**Data extract:**

···

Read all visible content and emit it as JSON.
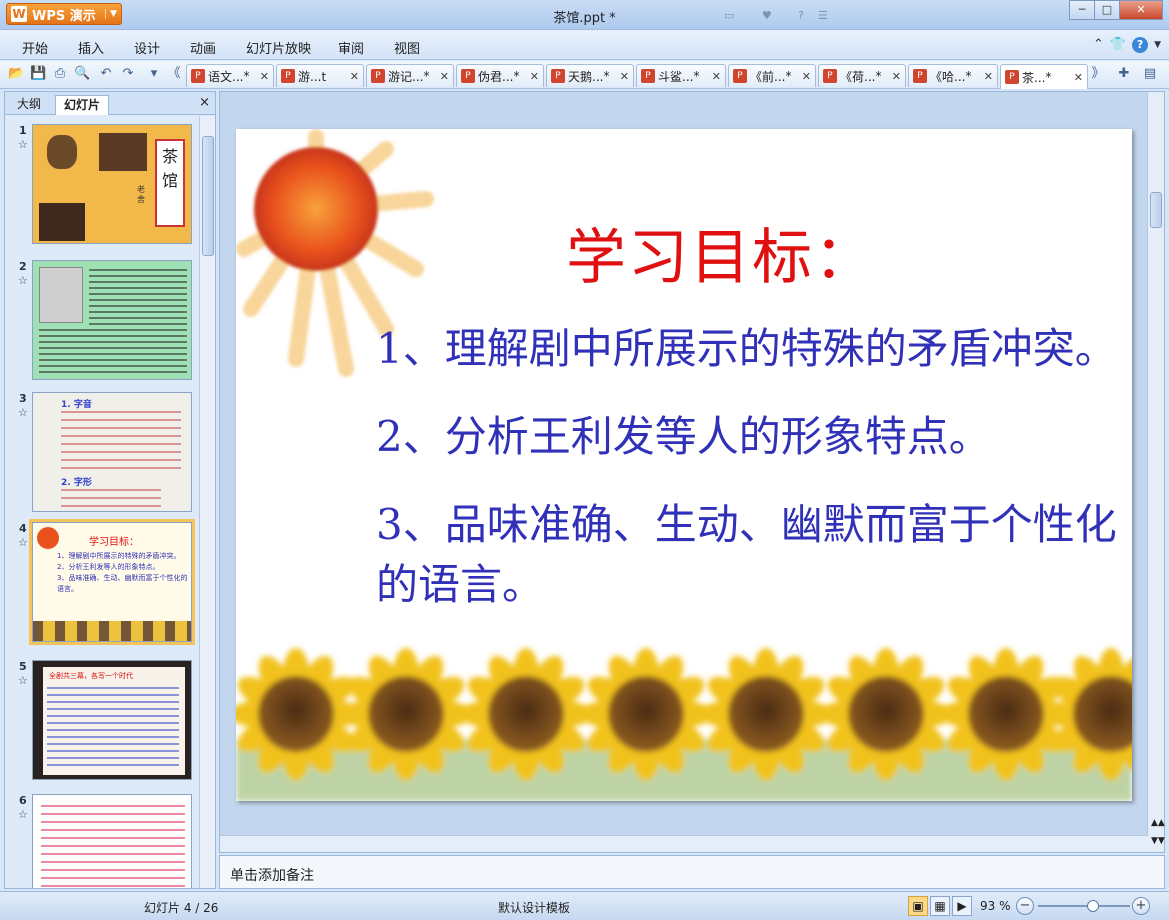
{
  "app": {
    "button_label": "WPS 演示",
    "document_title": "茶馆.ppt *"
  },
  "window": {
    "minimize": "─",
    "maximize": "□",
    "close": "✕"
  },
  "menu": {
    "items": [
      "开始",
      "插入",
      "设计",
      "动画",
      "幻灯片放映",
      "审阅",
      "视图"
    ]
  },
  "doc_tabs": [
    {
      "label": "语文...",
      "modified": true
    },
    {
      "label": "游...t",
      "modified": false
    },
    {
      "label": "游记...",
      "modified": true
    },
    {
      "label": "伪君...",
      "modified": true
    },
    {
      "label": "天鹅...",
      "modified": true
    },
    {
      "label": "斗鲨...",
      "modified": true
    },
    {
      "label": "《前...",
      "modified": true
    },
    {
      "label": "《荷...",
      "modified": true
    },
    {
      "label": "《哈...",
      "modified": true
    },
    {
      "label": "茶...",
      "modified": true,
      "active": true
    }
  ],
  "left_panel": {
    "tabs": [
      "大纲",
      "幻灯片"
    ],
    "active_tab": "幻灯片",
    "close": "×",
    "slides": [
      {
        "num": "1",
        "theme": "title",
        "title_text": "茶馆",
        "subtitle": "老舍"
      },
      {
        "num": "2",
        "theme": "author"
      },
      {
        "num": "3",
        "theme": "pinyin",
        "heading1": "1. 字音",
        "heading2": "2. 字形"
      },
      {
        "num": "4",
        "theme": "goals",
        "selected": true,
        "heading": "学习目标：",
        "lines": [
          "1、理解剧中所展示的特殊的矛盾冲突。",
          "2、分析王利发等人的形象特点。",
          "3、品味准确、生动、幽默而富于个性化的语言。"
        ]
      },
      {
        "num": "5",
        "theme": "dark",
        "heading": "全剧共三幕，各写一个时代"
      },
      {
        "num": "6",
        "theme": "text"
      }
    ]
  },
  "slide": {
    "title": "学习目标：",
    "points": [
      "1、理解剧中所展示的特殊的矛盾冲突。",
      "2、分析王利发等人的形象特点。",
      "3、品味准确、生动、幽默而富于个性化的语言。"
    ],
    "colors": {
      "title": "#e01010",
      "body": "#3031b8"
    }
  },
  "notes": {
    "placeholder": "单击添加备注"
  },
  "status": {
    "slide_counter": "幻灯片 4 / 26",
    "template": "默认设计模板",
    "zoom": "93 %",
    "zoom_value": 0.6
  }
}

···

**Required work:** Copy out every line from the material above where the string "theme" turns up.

**Solution to the problem:**
        "theme": "title",
        "theme": "author"
        "theme": "pinyin",
        "theme": "goals",
        "theme": "dark",
        "theme": "text"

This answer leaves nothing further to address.